Mother: View child development in three phases: He’s taught before first grade, he learns firsthand before puberty, and he already knows everything after that. So, mother has to face three phases of roughly six years each. But I cut the first phase roughly in half.

  • Infants—This is the first three or so years until the conscious mind comes alive and the child recognizes himself as a person, toddler to you.
  • Toddlers—The second three years or thereabouts.
  • Tweens—This phase runs from about age six or the first grade until puberty.
  • Teens—This phase runs from puberty onward.

Effective parenting flows from emphasizing three roles with mom and dad switching primary responsibility. That’s next.  

3 Comments

Filed under nurturing

551. Smother Love — Part A


 Nature endows men mentally and emotionally to be top dog in relationships. The mother instinct pushes women to be number one. Not the instinct, but mothering per se is the most important job in Nature. Thus, Nature confuses both sexes, and they easily stress each other trying to harmonize home and family. 

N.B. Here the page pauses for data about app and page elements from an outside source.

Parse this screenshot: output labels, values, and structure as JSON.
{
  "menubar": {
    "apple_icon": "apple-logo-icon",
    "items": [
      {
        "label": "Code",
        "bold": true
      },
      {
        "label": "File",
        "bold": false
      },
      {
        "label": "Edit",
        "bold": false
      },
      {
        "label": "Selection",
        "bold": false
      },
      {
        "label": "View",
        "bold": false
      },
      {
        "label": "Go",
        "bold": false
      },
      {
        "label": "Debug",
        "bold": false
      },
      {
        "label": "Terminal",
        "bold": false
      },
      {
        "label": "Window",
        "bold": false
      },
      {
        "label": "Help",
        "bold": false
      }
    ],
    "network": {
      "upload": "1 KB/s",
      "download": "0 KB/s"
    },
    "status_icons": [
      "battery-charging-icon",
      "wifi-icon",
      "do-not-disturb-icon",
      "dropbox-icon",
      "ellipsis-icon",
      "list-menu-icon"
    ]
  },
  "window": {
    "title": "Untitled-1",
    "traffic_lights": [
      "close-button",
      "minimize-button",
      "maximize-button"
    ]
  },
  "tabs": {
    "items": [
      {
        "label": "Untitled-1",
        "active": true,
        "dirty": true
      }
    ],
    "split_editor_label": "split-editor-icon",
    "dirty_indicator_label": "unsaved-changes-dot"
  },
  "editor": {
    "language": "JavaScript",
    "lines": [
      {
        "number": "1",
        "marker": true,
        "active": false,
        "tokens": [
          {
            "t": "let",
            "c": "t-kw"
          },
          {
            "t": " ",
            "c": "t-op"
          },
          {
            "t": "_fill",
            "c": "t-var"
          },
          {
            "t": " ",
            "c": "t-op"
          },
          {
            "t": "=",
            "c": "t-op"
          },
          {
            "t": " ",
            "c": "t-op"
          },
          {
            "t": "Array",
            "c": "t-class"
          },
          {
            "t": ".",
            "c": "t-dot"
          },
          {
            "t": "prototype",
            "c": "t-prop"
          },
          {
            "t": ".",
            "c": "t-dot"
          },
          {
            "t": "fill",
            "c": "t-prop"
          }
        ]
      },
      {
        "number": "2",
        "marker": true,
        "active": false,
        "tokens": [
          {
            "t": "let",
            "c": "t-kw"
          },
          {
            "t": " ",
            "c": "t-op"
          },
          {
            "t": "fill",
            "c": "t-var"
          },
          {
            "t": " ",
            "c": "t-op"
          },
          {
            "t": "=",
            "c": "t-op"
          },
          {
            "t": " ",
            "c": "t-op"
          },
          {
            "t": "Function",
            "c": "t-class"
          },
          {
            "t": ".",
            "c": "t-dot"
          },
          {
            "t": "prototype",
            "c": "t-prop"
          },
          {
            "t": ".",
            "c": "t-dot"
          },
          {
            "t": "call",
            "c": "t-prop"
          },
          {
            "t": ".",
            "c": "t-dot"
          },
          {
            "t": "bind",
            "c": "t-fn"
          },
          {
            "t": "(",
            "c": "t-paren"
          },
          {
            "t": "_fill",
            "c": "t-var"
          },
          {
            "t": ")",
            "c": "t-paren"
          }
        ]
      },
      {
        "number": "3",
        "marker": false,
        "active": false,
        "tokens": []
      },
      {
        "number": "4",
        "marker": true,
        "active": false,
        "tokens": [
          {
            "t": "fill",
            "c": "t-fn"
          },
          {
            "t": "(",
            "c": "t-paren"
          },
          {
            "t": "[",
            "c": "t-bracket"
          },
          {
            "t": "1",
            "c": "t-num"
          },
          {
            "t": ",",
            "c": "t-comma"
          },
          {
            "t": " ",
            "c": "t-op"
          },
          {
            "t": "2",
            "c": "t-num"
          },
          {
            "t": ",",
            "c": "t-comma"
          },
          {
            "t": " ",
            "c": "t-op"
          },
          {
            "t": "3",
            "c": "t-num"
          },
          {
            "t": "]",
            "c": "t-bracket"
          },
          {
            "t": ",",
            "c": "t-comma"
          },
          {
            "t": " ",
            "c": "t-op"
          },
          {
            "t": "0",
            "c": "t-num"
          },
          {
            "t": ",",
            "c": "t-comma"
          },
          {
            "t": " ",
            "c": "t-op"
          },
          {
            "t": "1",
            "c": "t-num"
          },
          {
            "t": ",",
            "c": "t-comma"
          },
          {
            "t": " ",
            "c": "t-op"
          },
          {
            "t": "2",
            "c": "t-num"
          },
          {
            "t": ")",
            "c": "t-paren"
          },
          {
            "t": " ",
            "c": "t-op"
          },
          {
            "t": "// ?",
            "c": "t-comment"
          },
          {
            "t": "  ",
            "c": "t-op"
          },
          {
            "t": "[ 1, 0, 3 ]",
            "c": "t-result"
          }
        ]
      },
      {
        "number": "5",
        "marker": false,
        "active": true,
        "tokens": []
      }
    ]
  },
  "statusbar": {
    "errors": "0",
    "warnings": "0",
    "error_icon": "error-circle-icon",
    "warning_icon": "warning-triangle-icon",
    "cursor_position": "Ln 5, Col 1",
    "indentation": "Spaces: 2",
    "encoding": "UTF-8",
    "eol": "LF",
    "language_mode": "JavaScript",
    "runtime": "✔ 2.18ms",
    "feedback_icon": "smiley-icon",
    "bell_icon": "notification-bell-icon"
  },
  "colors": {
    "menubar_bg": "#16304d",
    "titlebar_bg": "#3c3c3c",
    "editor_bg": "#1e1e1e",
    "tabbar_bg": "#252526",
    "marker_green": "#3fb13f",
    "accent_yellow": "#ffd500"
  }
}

Kids understand they are dependent on adults, until puberty disrupts what went before.

Mothering is the most important job, but that does not elevate mother to numero uno. Matter of fact, arrival of first child divides a couple into a foursome, two split personalities as it were.

The foursome works most effectively when ranked in this top-to-bottom order: husband, wife, mother, father. Now watch this clarity: Wife works for and reports to husband. Mother works for and reports to wife. Father works for and reports to mother, including the delivery of higher order discipline when mom’s just ain’t enough. Child as passenger reports to all adults. 

Think before condemning: Family life ultimately boils down to two bus drivers: With wife primarily at the wheel, family pulls together. With mother primarily at the wheel, family pulls apart. Why the difference? With mother at the wheel, she can’t resist elevating child to adult and perhaps number one status, and that drives away husband and father. 

The four split roles can work well together, when each fulfills their own mission without adversely impacting the responsibility of others.

Husband produces, provides, protects, and problem-solves. Wife orchestrates harmony between everyone in the home. Mother nurtures and rears children. Father backs up mom’s discipline and rewards mother for her efforts and sacrifices. According to circumstances at any given time, one role dominates, and three roles submit. As with barbershop quartets, Harmony!

Lack of vision, clarity, and acceptance of these roles breeds confusion that can easily lead even to hatefulness in the home. 

9 Comments

Filed under Dear daughter

538. Dysfunctional Female


A female’s primary love is self-love. To the extent that she lacks it, she becomes proportionately dysfunctional, because self-love governs her primary motivator, self-interest.

Without self-love, she’s uncertain about good and bad for her, torn between needs and wants, indecisive about her importance among others, and substitutes instant gratification for longer range interests.  

The question arises: Where does Self-love come from and how does she get it?

The complex answer: Obviously roots are in genetics and hormones. However, those roots need reinforcement and invigoration that comes from being treated as a princess in the heart and eyes of father, gramps, or whatever man reared her from about three and especially from age six thru puberty.

The simple answer: Being her father’s first-class, royal, and beautiful princess throughout childhood.

The next best thing: Self-talk before a mirror and in her prayers that describe her appearance and value as getting better all the time. Negative self-evaluations are harmful to her self-image, and this translates into less Self-love.

The really, truly, absolutely best thing: Get saved! Everything else works for her, but this is the ultimate. By giving her heart to Jesus Christ, she becomes His. Faith generates, restores, or improves her self-love.  

3 Comments

Filed under feminine, Uncategorized